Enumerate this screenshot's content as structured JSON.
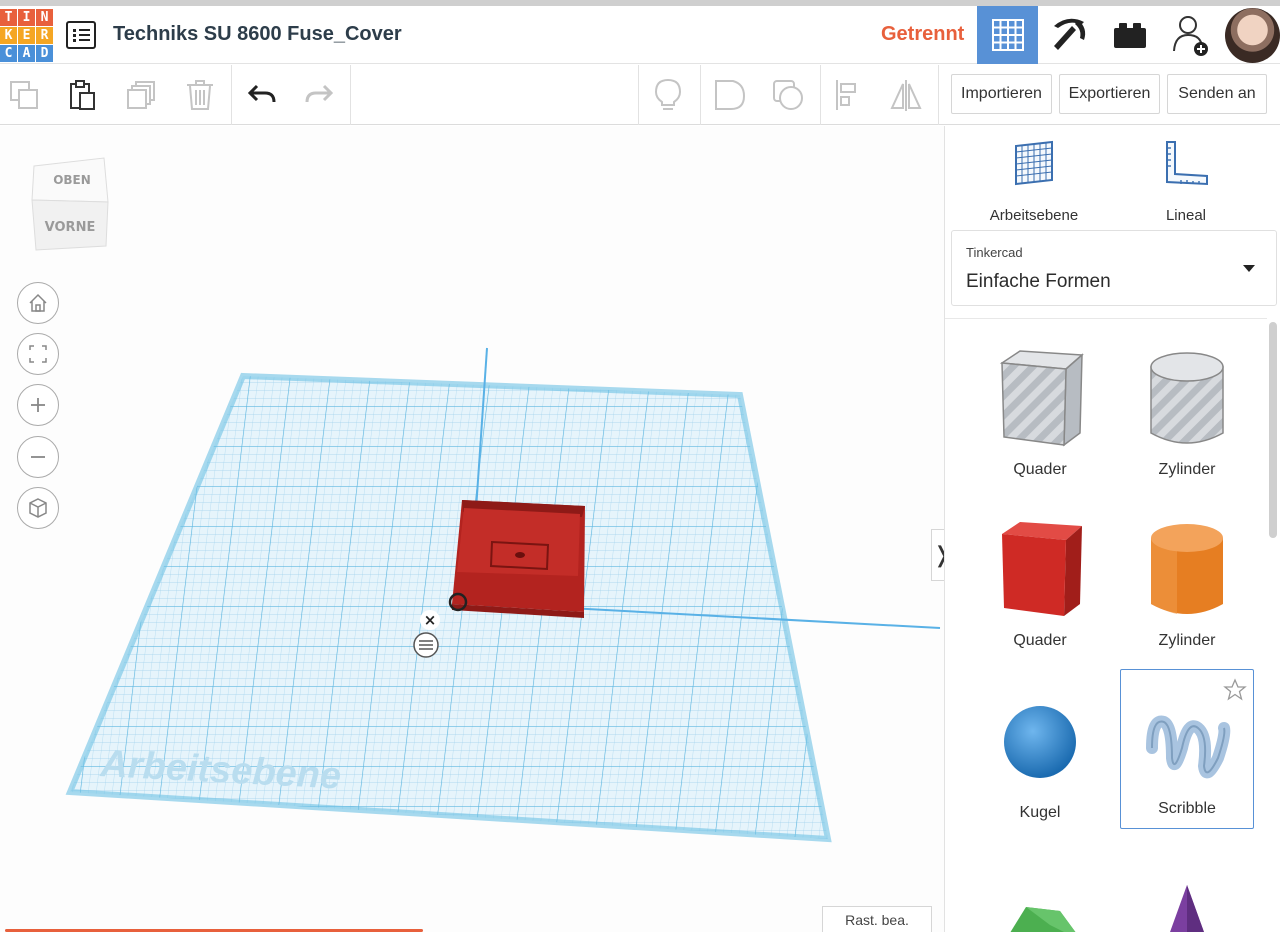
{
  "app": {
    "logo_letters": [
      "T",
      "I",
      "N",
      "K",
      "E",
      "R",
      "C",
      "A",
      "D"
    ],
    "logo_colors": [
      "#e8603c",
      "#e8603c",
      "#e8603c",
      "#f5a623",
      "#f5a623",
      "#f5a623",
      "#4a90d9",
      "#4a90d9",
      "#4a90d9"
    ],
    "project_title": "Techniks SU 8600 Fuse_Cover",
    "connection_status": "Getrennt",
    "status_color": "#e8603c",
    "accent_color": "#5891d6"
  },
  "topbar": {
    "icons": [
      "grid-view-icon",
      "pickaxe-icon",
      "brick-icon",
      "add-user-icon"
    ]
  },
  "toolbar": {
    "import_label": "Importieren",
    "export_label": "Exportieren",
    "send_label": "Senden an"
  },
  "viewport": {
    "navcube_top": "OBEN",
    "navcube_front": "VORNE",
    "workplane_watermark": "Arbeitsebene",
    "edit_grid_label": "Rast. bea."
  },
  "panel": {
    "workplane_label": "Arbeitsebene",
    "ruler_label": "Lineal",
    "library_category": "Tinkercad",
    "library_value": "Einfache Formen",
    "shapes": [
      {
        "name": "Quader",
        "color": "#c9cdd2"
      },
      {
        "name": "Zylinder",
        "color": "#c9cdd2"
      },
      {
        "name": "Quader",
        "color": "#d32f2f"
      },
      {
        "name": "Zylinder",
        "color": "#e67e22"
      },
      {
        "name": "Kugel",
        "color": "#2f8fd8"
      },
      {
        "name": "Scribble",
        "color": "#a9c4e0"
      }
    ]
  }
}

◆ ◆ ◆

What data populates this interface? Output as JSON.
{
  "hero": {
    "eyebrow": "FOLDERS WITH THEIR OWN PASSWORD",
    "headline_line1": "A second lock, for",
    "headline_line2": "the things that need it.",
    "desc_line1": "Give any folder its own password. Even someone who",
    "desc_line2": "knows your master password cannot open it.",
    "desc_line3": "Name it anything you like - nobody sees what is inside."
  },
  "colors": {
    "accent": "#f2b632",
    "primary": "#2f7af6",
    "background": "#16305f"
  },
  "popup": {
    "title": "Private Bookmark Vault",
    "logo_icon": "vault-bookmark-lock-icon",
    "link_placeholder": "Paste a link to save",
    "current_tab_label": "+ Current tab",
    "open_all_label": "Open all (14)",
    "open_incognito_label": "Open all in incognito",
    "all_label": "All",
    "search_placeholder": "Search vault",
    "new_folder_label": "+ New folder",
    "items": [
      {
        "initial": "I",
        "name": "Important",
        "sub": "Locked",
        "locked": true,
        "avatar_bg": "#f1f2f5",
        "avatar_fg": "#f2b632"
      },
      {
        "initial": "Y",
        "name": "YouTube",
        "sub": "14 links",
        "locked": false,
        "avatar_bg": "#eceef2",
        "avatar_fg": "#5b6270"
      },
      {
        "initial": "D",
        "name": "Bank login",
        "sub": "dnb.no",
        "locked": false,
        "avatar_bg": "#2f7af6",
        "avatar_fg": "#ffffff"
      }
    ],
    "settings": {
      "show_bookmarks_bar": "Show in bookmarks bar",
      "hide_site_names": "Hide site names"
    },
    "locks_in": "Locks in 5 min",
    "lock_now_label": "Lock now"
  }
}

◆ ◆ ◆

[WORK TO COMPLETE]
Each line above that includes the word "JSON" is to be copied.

[RESULT OF THIS EXERCISE]
Enumerate this screenshot's content as structured JSON.
What data populates this interface? Output as JSON.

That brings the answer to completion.